• DATA SUPPLIED:
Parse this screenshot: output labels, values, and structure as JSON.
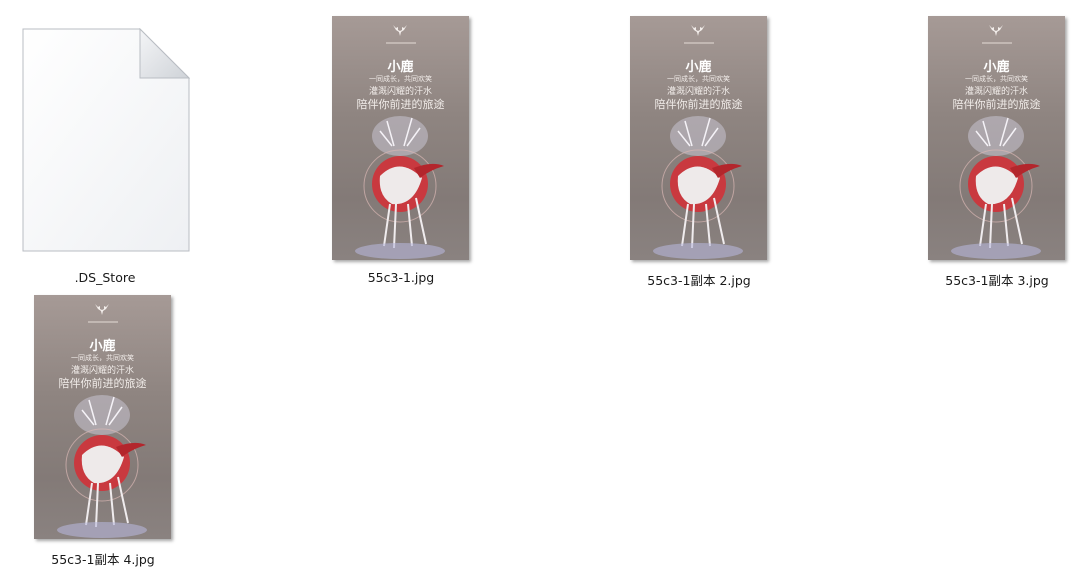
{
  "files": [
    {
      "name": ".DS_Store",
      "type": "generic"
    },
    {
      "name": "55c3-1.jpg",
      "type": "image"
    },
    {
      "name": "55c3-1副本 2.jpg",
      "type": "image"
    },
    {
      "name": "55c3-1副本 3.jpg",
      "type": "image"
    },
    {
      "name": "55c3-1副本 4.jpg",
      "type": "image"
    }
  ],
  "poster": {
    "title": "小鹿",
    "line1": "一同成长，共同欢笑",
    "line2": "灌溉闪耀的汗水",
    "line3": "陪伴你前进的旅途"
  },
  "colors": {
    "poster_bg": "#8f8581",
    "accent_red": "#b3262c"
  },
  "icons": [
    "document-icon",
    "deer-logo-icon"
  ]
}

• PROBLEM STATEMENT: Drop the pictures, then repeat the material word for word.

• PROBLEM SOLUTION:
Parse this screenshot: output labels, values, and structure as JSON.
{
  "files": [
    {
      "name": ".DS_Store",
      "type": "generic"
    },
    {
      "name": "55c3-1.jpg",
      "type": "image"
    },
    {
      "name": "55c3-1副本 2.jpg",
      "type": "image"
    },
    {
      "name": "55c3-1副本 3.jpg",
      "type": "image"
    },
    {
      "name": "55c3-1副本 4.jpg",
      "type": "image"
    }
  ],
  "poster": {
    "title": "小鹿",
    "line1": "一同成长，共同欢笑",
    "line2": "灌溉闪耀的汗水",
    "line3": "陪伴你前进的旅途"
  },
  "colors": {
    "poster_bg": "#8f8581",
    "accent_red": "#b3262c"
  },
  "icons": [
    "document-icon",
    "deer-logo-icon"
  ]
}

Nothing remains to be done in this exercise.